In the first preview of the 2021 Bonhams Goodwood Revival sale, I wrote about the large number of vintage and veteran cars that dominate the catalogue. That’s true but there are also some very interesting modern classics due to cross the block, too.
The first that caught my eye was a 1992 Porsche 911 (964) Carrera RS. It’s finished in the unusual (for the model) colour of ‘amethyst’ and fitted with Turbo wheels. At first glance it looks like a standard Carrera that has had an RS bumper fitted and was even the source of an internet forum chat discussing whether it was real. It is, very much so. This is a factory lightweight RS in European spec and the original 17” magnesium wheels are included in the sale. It has done a healthy 46,200 miles from new, and I’d say the £130,000 to £160,000 pre-sale estimate is there to tempt bidders: current Hagerty Price Guide values range from £141,000 (fair) to £265,000 (concours).
Over the last few years, the 964 has had an interesting ride. The 993 grabbed the limelight as the final air-cooled 911, and the 964 remained a little in its shadow. Although Hagerty values of the 964 RS peaked at the end of 2016, their rise then – and subsequent correction – has been a pretty gentle affair: in the last five years, our lowest average value has been £181,500 and the highest £201,250. That’s not much of a range for quite an expensive car.
Importantly, since October 2017, values have been gradually going in one direction: upwards. Our demographic information shows that the vast majority of 964 owners – 85.6% – are of the ‘Baby Boomer’ or ‘Generation X’ groups, way over the average of 73.5% for all collector cars. Even more interestingly, the 964 is not one for the millennials – just 8.6% of owners who insure with Hagerty worldwide are in this group against 19.4% overall.
But maybe those millennials are missing a trick: this is a very special model. It has pure Rennsport blood pumping through its veins and in my opinion the 964 offers the best mix of classic styling and more modern driver tech, better – gasp – than the 993. Plus, our top value is £100,000 cheaper than the 993 RS. That’s a whole Cayman GT4 as your daily driver with a healthy bit of change.
Interestingly, the other more modern classic that drew my attention is in a very similar colour to the 964 RS: a 1993 Jaguar XJ220 in what the factory called Monza Red. This though is a very different car, carefully stored since new and only showing slightly less than 400 miles on the odometer.
Recently recommissioned by marque specialists Don Law Racing and never actually registered, it’s probably one of the most untouched XJ220s on the planet. As a result, the pre-sale estimate is £400,000 to £500,000, the top figure some way above our condition 1 ‘concours’ value of £445,000.

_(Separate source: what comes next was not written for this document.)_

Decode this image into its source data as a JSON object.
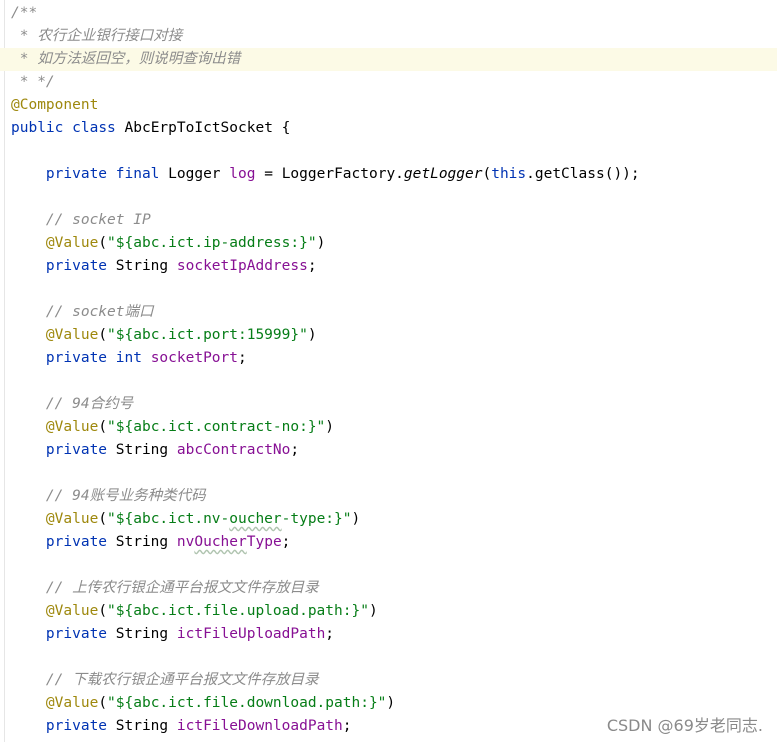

Bonhams has set a wide estimate range, and I think that reflects the strange way in which the market still responds to this car. It’s obviously a very special example of the model, once the world’s fastest production car, made in small numbers and instantly recognisable. Usually, that would mean it would be a solid gold collectable model, but buyers still remember the debacle of its launch: those who had left blank-cheque deposits resorting to legal action to pull out of the deal for what they saw was ‘half’ the four-wheel drive, V12 monster they’d signed up for. Then there were the stories of the Ford switchgear and dodgy brakes. The average value of this car in the Hagerty Price Guide has increased by just £750 since October 2017; that’s unheard of in the current climate for a collectable 1990s supercar.
But, as we’ve seen with all sorts of other modern classics, tastes change and those foibles that were negatively perceived can now be regarded as enjoyable quirks. This is undoubtedly a very special example, and this sale could give it the attention it needs to break free of some of those bonds.